Civil War II #4 also delivers very little character work. Which is stunning for an issue that avoids any action and focuses on nothing but scenes full of talking heads. This is largely a result of everyone possessing a similar external voice and personality.
Bendis also employs is trademark “witty” lines at the most inappropriate times. This is another reoccurring problem with Civil War II. In this issue, Bendis delivers a fairly heavy and dramatic scene with Tony calling out Carol in front of the Illuminati. This is supposed to be a powerful and important scene. This is definitely not a funny moment. And none of the characters are treating this situation lightly. This scene also deals with a tough moral debate that is shaking the Marvel Universe to its very core. But, the minute Carol leaves, Bendis has Tony cracking jokes.
This only serves to rip the reader out of the scene. If the author, by extension through the characters, cannot take a scene seriously then there is no reason for the reader to do so. Bendis treats this supposedly dramatic moment as something to be chuckled at cues the reader to not take anything that serious, either.
Civil War II #4 also suffers from the same lack of internal logic that plagued the prior issues. Bendis has the reporters react to Hawkeye being found not guilty like it is something that has never happened before. Which is such a silly position to take. People walk on murder charges all the time. Famous people and just normal “regular” people.
Bendis then has the reporters talking about how excited some people are about the Hulk finally being gone and no longer a threat. Except, we still have the Hulk running around America in the form of Amadeus Cho. This type of sloppy internal logic just makes Bendis look silly, ruins any credibility of the story and continually pulls the reader out of the story.

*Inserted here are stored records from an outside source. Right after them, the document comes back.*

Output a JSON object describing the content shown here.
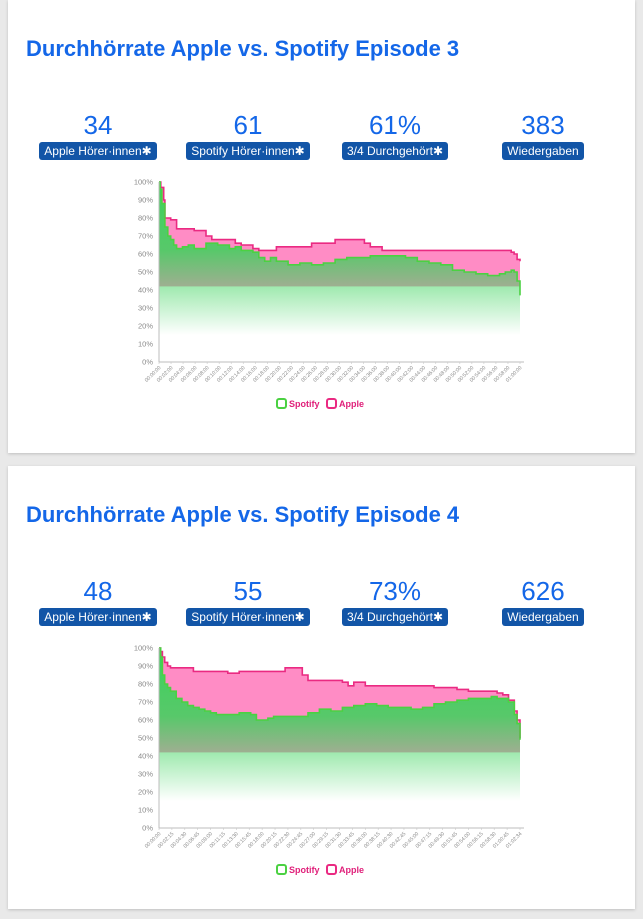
{
  "colors": {
    "title": "#1467e8",
    "badge": "#1255a7",
    "spotify_line": "#4bd142",
    "spotify_fill": "#3ad35a",
    "apple_line": "#ea2a82",
    "apple_fill": "#ff7fbf",
    "legend_text": "#e0207a"
  },
  "cards": [
    {
      "title": "Durchhörrate Apple vs. Spotify Episode 3",
      "stats": [
        {
          "value": "34",
          "label": "Apple Hörer·innen✱"
        },
        {
          "value": "61",
          "label": "Spotify Hörer·innen✱"
        },
        {
          "value": "61%",
          "label": "3/4 Durchgehört✱"
        },
        {
          "value": "383",
          "label": "Wiedergaben"
        }
      ],
      "legend": [
        "Spotify",
        "Apple"
      ]
    },
    {
      "title": "Durchhörrate Apple vs. Spotify Episode 4",
      "stats": [
        {
          "value": "48",
          "label": "Apple Hörer·innen✱"
        },
        {
          "value": "55",
          "label": "Spotify Hörer·innen✱"
        },
        {
          "value": "73%",
          "label": "3/4 Durchgehört✱"
        },
        {
          "value": "626",
          "label": "Wiedergaben"
        }
      ],
      "legend": [
        "Spotify",
        "Apple"
      ]
    }
  ],
  "chart_data": [
    {
      "type": "area",
      "title": "Durchhörrate Apple vs. Spotify Episode 3",
      "xlabel": "",
      "ylabel": "",
      "ylim": [
        0,
        100
      ],
      "y_ticks": [
        "100%",
        "90%",
        "80%",
        "70%",
        "60%",
        "50%",
        "40%",
        "30%",
        "20%",
        "10%",
        "0%"
      ],
      "x_ticks": [
        "00:00:00",
        "00:02:00",
        "00:04:00",
        "00:06:00",
        "00:08:00",
        "00:10:00",
        "00:12:00",
        "00:14:00",
        "00:16:00",
        "00:18:00",
        "00:20:00",
        "00:22:00",
        "00:24:00",
        "00:26:00",
        "00:28:00",
        "00:30:00",
        "00:32:00",
        "00:34:00",
        "00:36:00",
        "00:38:00",
        "00:40:00",
        "00:42:00",
        "00:44:00",
        "00:46:00",
        "00:48:00",
        "00:50:00",
        "00:52:00",
        "00:54:00",
        "00:56:00",
        "00:58:00",
        "01:00:00"
      ],
      "x_range": [
        0,
        61.5
      ],
      "grid": false,
      "legend_position": "bottom",
      "series": [
        {
          "name": "Spotify",
          "x": [
            0,
            0.2,
            0.5,
            1,
            1.5,
            2,
            2.5,
            3,
            4,
            5,
            6,
            8,
            10,
            12,
            13,
            14,
            15,
            16,
            17,
            18,
            19,
            20,
            22,
            24,
            25,
            26,
            28,
            30,
            32,
            34,
            36,
            38,
            40,
            42,
            44,
            46,
            48,
            50,
            52,
            54,
            56,
            58,
            59,
            60,
            60.5,
            61,
            61.5
          ],
          "values": [
            100,
            96,
            88,
            75,
            70,
            68,
            65,
            63,
            64,
            65,
            63,
            66,
            65,
            63,
            64,
            62,
            62,
            61,
            58,
            56,
            58,
            56,
            54,
            55,
            55,
            54,
            55,
            57,
            58,
            58,
            59,
            59,
            59,
            58,
            56,
            55,
            54,
            51,
            50,
            49,
            48,
            49,
            50,
            51,
            50,
            45,
            37
          ]
        },
        {
          "name": "Apple",
          "x": [
            0,
            0.3,
            0.8,
            1,
            2,
            3,
            4,
            5,
            6,
            8,
            9,
            10,
            12,
            13,
            14,
            15,
            16,
            17,
            18,
            20,
            22,
            24,
            26,
            28,
            29,
            30,
            32,
            34,
            35,
            36,
            38,
            40,
            42,
            44,
            46,
            48,
            50,
            52,
            54,
            56,
            58,
            59,
            60,
            60.5,
            61,
            61.5
          ],
          "values": [
            100,
            97,
            90,
            80,
            79,
            74,
            74,
            74,
            73,
            70,
            68,
            68,
            68,
            66,
            65,
            65,
            63,
            62,
            62,
            64,
            64,
            64,
            66,
            66,
            66,
            68,
            68,
            68,
            66,
            64,
            62,
            62,
            62,
            62,
            62,
            62,
            62,
            62,
            62,
            62,
            62,
            62,
            61,
            60,
            57,
            56
          ]
        }
      ]
    },
    {
      "type": "area",
      "title": "Durchhörrate Apple vs. Spotify Episode 4",
      "xlabel": "",
      "ylabel": "",
      "ylim": [
        0,
        100
      ],
      "y_ticks": [
        "100%",
        "90%",
        "80%",
        "70%",
        "60%",
        "50%",
        "40%",
        "30%",
        "20%",
        "10%",
        "0%"
      ],
      "x_ticks": [
        "00:00:00",
        "00:02:15",
        "00:04:30",
        "00:06:45",
        "00:09:00",
        "00:11:15",
        "00:13:30",
        "00:15:45",
        "00:18:00",
        "00:20:15",
        "00:22:30",
        "00:24:45",
        "00:27:00",
        "00:29:15",
        "00:31:30",
        "00:33:45",
        "00:36:00",
        "00:38:15",
        "00:40:30",
        "00:42:45",
        "00:45:00",
        "00:47:15",
        "00:49:30",
        "00:51:45",
        "00:54:00",
        "00:56:15",
        "00:58:30",
        "01:00:45",
        "01:02:34"
      ],
      "x_range": [
        0,
        63
      ],
      "grid": false,
      "legend_position": "bottom",
      "series": [
        {
          "name": "Spotify",
          "x": [
            0,
            0.3,
            0.6,
            1,
            1.5,
            2,
            3,
            4,
            5,
            6,
            7,
            8,
            9,
            10,
            12,
            14,
            16,
            17,
            18,
            19,
            20,
            22,
            24,
            26,
            28,
            30,
            32,
            34,
            36,
            38,
            40,
            42,
            44,
            46,
            48,
            50,
            52,
            54,
            56,
            58,
            59,
            60,
            61,
            62,
            62.5,
            63
          ],
          "values": [
            100,
            95,
            85,
            80,
            78,
            76,
            72,
            70,
            68,
            67,
            66,
            65,
            64,
            63,
            63,
            64,
            63,
            60,
            60,
            61,
            62,
            62,
            62,
            64,
            66,
            65,
            67,
            68,
            69,
            68,
            67,
            67,
            66,
            67,
            69,
            70,
            71,
            72,
            72,
            73,
            72,
            72,
            70,
            63,
            58,
            49
          ]
        },
        {
          "name": "Apple",
          "x": [
            0,
            0.3,
            0.6,
            1,
            1.5,
            2,
            3,
            4,
            5,
            6,
            8,
            10,
            12,
            13,
            14,
            16,
            18,
            20,
            22,
            23,
            24,
            25,
            26,
            28,
            30,
            32,
            33,
            34,
            35,
            36,
            38,
            40,
            42,
            44,
            46,
            48,
            50,
            52,
            54,
            56,
            58,
            59,
            60,
            61,
            62,
            62.5,
            63
          ],
          "values": [
            100,
            98,
            95,
            92,
            90,
            89,
            89,
            89,
            89,
            87,
            87,
            87,
            86,
            86,
            87,
            87,
            87,
            87,
            89,
            89,
            89,
            85,
            82,
            82,
            82,
            81,
            79,
            81,
            81,
            79,
            79,
            79,
            79,
            79,
            79,
            78,
            78,
            77,
            76,
            76,
            76,
            75,
            74,
            71,
            65,
            60,
            50
          ]
        }
      ]
    }
  ]
}
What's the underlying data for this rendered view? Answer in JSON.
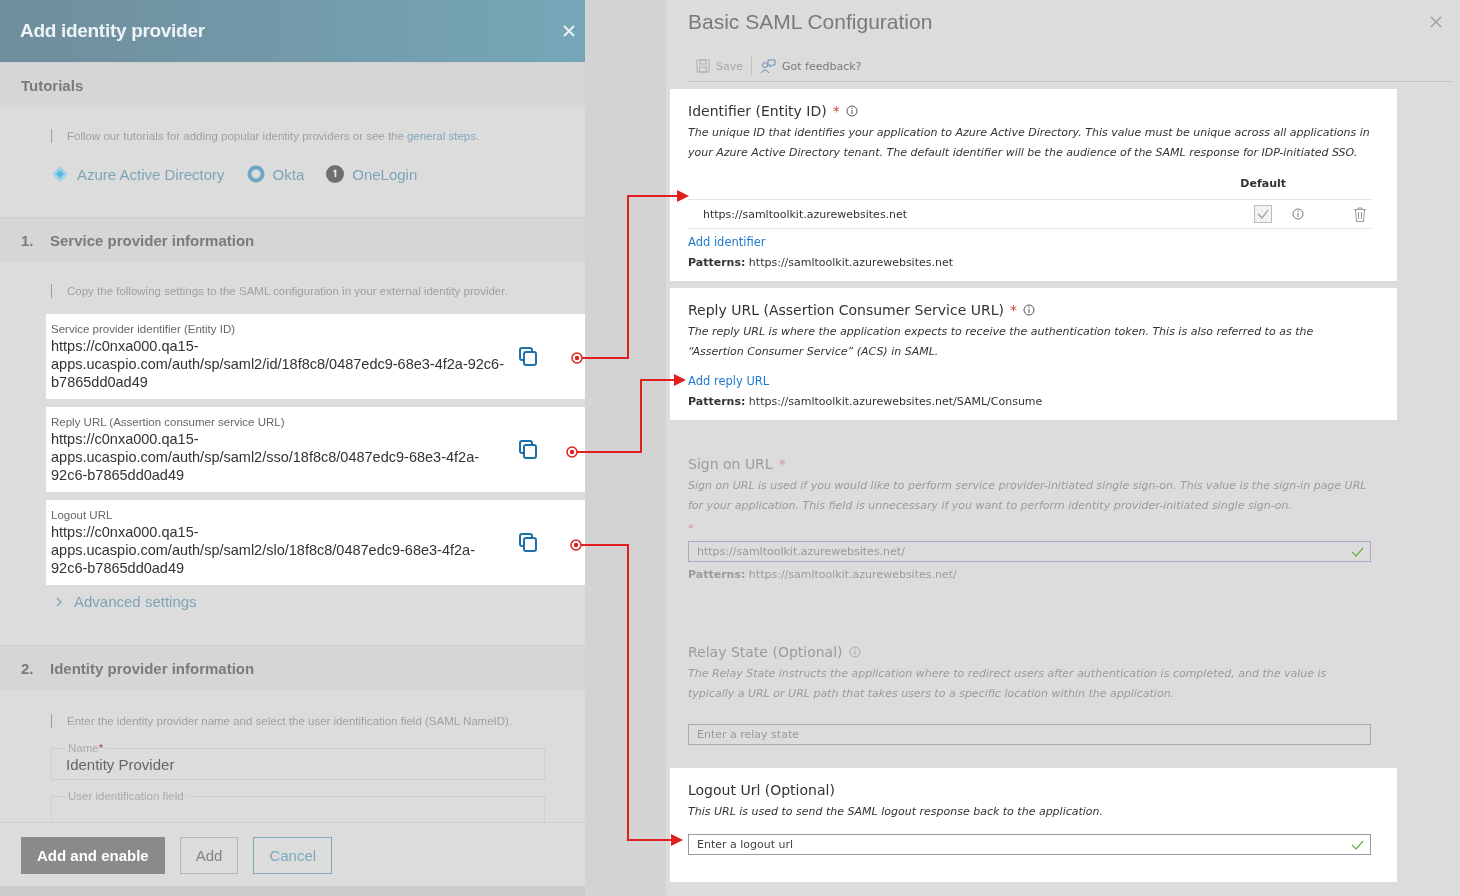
{
  "left_panel": {
    "title": "Add identity provider",
    "tutorials": {
      "heading": "Tutorials",
      "intro": "Follow our tutorials for adding popular identity providers or see the",
      "intro_link": "general steps",
      "intro_end": ".",
      "links": [
        {
          "label": "Azure Active Directory",
          "kind": "azure"
        },
        {
          "label": "Okta",
          "kind": "okta"
        },
        {
          "label": "OneLogin",
          "kind": "onelogin"
        }
      ]
    },
    "sections": [
      {
        "number": "1.",
        "title": "Service provider information",
        "description": "Copy the following settings to the SAML configuration in your external identity provider.",
        "fields": [
          {
            "label": "Service provider identifier (Entity ID)",
            "value": "https://c0nxa000.qa15-apps.ucaspio.com/auth/sp/saml2/id/18f8c8/0487edc9-68e3-4f2a-92c6-b7865dd0ad49"
          },
          {
            "label": "Reply URL (Assertion consumer service URL)",
            "value": "https://c0nxa000.qa15-apps.ucaspio.com/auth/sp/saml2/sso/18f8c8/0487edc9-68e3-4f2a-92c6-b7865dd0ad49"
          },
          {
            "label": "Logout URL",
            "value": "https://c0nxa000.qa15-apps.ucaspio.com/auth/sp/saml2/slo/18f8c8/0487edc9-68e3-4f2a-92c6-b7865dd0ad49"
          }
        ],
        "advanced": "Advanced settings"
      },
      {
        "number": "2.",
        "title": "Identity provider information",
        "description": "Enter the identity provider name and select the user identification field (SAML NameID).",
        "inputs": [
          {
            "label": "Name",
            "required_mark": "*",
            "value": "Identity Provider"
          },
          {
            "label": "User identification field"
          }
        ]
      }
    ],
    "buttons": [
      {
        "label": "Add and enable",
        "kind": "primary",
        "disabled": true
      },
      {
        "label": "Add",
        "kind": "secondary",
        "disabled": true
      },
      {
        "label": "Cancel",
        "kind": "secondary",
        "disabled": false
      }
    ]
  },
  "right_panel": {
    "title": "Basic SAML Configuration",
    "toolbar": [
      {
        "label": "Save",
        "kind": "save",
        "disabled": true
      },
      {
        "label": "Got feedback?",
        "kind": "feedback",
        "disabled": false
      }
    ],
    "sections": [
      {
        "kind": "identifier",
        "highlighted": true,
        "title": "Identifier (Entity ID)",
        "required_mark": "*",
        "info": true,
        "description": "The unique ID that identifies your application to Azure Active Directory. This value must be unique across all applications in your Azure Active Directory tenant. The default identifier will be the audience of the SAML response for IDP-initiated SSO.",
        "column_header": "Default",
        "rows": [
          {
            "value": "https://samltoolkit.azurewebsites.net",
            "default": true
          }
        ],
        "add_link": "Add identifier",
        "patterns_label": "Patterns:",
        "patterns": "https://samltoolkit.azurewebsites.net"
      },
      {
        "kind": "reply",
        "highlighted": true,
        "title": "Reply URL (Assertion Consumer Service URL)",
        "required_mark": "*",
        "info": true,
        "description": "The reply URL is where the application expects to receive the authentication token. This is also referred to as the “Assertion Consumer Service” (ACS) in SAML.",
        "add_link": "Add reply URL",
        "patterns_label": "Patterns:",
        "patterns": "https://samltoolkit.azurewebsites.net/SAML/Consume"
      },
      {
        "kind": "signon",
        "highlighted": false,
        "title": "Sign on URL",
        "required_mark": "*",
        "info": false,
        "description": "Sign on URL is used if you would like to perform service provider-initiated single sign-on. This value is the sign-in page URL for your application. This field is unnecessary if you want to perform identity provider-initiated single sign-on.",
        "field_mark": "*",
        "field": {
          "value": "https://samltoolkit.azurewebsites.net/",
          "valid": true
        },
        "patterns_label": "Patterns:",
        "patterns": "https://samltoolkit.azurewebsites.net/"
      },
      {
        "kind": "relay",
        "highlighted": false,
        "title": "Relay State (Optional)",
        "info": true,
        "description": "The Relay State instructs the application where to redirect users after authentication is completed, and the value is typically a URL or URL path that takes users to a specific location within the application.",
        "field": {
          "placeholder": "Enter a relay state",
          "valid": false
        }
      },
      {
        "kind": "logout",
        "highlighted": true,
        "title": "Logout Url (Optional)",
        "info": false,
        "description": "This URL is used to send the SAML logout response back to the application.",
        "field": {
          "placeholder": "Enter a logout url",
          "valid": true
        }
      }
    ]
  }
}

Bendis also has Carol telling Miss Green that Carol can hold her in custody indefinitely. Again, if a writer wants to take a serious detour from how the basic laws and rights in America operate then the writer must explain that fact to the reader. At no point did Bendis tell the reader that Carol has been armed with new legal authority that allows her to directly violate an individual’s Constitutional rights found in the Fourth, Fifth, Sixth and Eight Amendments.
When a writer seeks to conflict with the most basic core legal rights that exist in the reader’s world then that writer had better have come up with a logical explanation. Here, Bendis fails to do so. It would have been as simple as coming up with a plot line where Carol and/or SHIELD received special legal authority. Actually, I do not think that Bendis could even come up with a logic reason for Carol to be granted that type of legal authority.
This goes to show that Bendis simply ignores basic logic and facts in order to carry out his lazily written story. The lack of internal logic causes the reader to be ripped out of the story. It causes the reader to not take the story seriously and prevents the reader from truly becoming immersed in the story.
Overall: Civil War II #4 is another poor read. It is stunning how little actual new content Bendis delivers to the reader with the issue. That is even further compounded by the fact that nothing much really happens at all and that we get zero action. This is a slow, boring and unappealing issue. And the fact that all of this comes with a ridiculous $5.00 cover price? Insane. There is no reason for any reader, other than die-hard Bendis fans, to spend their hard-earned money on Civil War II #4. If you love big events crammed full of interesting plot lines and plenty of action and adventure then definitely look elsewhere. There is nothing here in Civil War II #4 that will satisfy you.